In choosing a palette for the house, Linda Pollekoff was attracted to the same hushed and serene neutrals she favors in her wardrobe. Throughout the house, the walls are painted Benjamin Moore Classic Gray, a pale shade reminiscent of wispy clouds.
The stain on the raw pine floors also has gray undertones, unifying the space.
“We love the grain of the wood floors because it has so much character,” Bruce Pollekoff says. “It’s something that will only get better over the years.”
The upholstered furniture in the gathering space is slipcovered in white denim. Linda Pollekoff liked the crisp, fresh look of white. But she worried about the maintenance.
“They are amazingly easy to keep clean and have worked out beautifully,” she says.
The master suite is a soothing retreat with a blend of earthy textures. The focal wall behind the bed is made from planks reclaimed from a barn. A towering tufted headboard is upholstered in boiled wool. Suede and shearling cover the ottoman.
Instead of traditional matching nightstands, Shapiro designed one-of-a-kind pieces for the couple, a writing table and
a chest of drawers.
“They act as night tables but are better because the room allows for these pieces to be larger than a standard bedside stand,” the designer says.

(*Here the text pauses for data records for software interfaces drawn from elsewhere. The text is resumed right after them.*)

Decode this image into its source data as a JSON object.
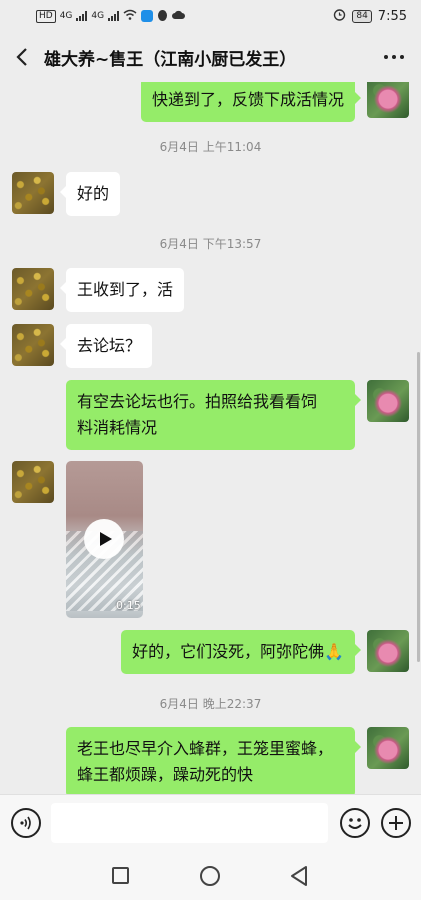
{
  "status_bar": {
    "left_badge": "HD",
    "net1": "4G",
    "net2": "4G",
    "battery": "84",
    "time": "7:55"
  },
  "header": {
    "title": "雄大养~售王（江南小厨已发王）"
  },
  "messages": [
    {
      "side": "right",
      "type": "text",
      "text": "快递到了，反馈下成活情况"
    },
    {
      "type": "time",
      "text": "6月4日 上午11:04"
    },
    {
      "side": "left",
      "type": "text",
      "text": "好的"
    },
    {
      "type": "time",
      "text": "6月4日 下午13:57"
    },
    {
      "side": "left",
      "type": "text",
      "text": "王收到了，活"
    },
    {
      "side": "left",
      "type": "text",
      "text": "去论坛？"
    },
    {
      "side": "right",
      "type": "text",
      "line1": "有空去论坛也行。拍照给我看看饲",
      "line2": "料消耗情况"
    },
    {
      "side": "left",
      "type": "video",
      "duration": "0:15"
    },
    {
      "side": "right",
      "type": "text",
      "text": "好的，它们没死，阿弥陀佛🙏"
    },
    {
      "type": "time",
      "text": "6月4日 晚上22:37"
    },
    {
      "side": "right",
      "type": "text",
      "line1": "老王也尽早介入蜂群，王笼里蜜蜂，",
      "line2": "蜂王都烦躁，躁动死的快"
    }
  ],
  "input": {
    "placeholder": ""
  }
}
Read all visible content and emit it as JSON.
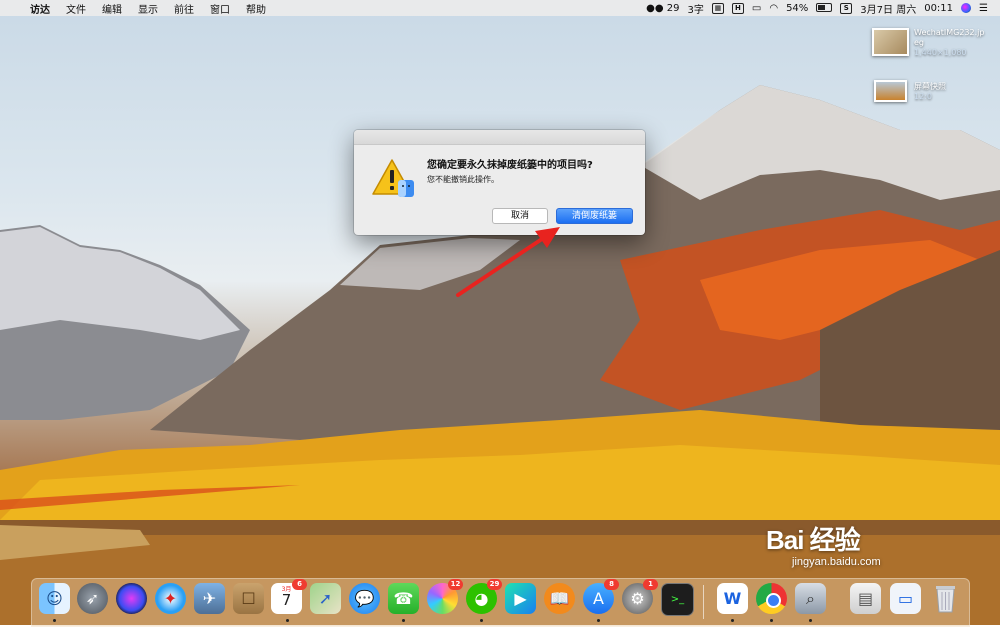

The master bath is spa-like, with a barrel ceiling, oversized shower and a big, comfy chair covered in white French terrycloth.
Architectural elements throughout the house are signatures of the builder’s work. There’s a secret door and sleeping nook for a dog built into the base of the staircase on the first floor. The upper-level powder room is accessed by a sliding, barn-style door, mounted on a metal track. The patterned tray ceiling in the hallway is made of reclaimed wood, a rustic counterpoint to a shimmering capiz-shell chandelier.
Nine-foot ceilings and eight-foot doors enhance the feeling of spaciousness. In the top-level living area, the wood-plank ceiling is pitched with exposed rafters, soaring to 12 feet.
The corridors form an interesting gallery as a place to display photographs of the couple’s parents enjoying the beach half a century ago. The pictures are black-and-white, an intimate and artistic statement that hearkens back to the glamour of old movies.
“Black-and-white is mysterious,” Shapiro says. “It has a vintage feel.”
The older generation was photographed vacationing at the Jersey Shore and Long Island. The Pollekoffs have quickly adopted their new seaside home in Delaware, shopping locally for materials and furniture.
All the plumbing fixtures came from Elegant Designs in Seaford. The Tile Market Stone Shop in Lewes was their resource for the bathrooms. Floors and the reclaimed wood used in the house were supplied by Old Wood Delaware in Harbeson.
The family also embraced the community, opening their home for the local Beach and Bay Cottage Tour, which supports the South Coastal Library.
“This is a very special place,” Bruce Pollekoff says. “We are so glad we found it.”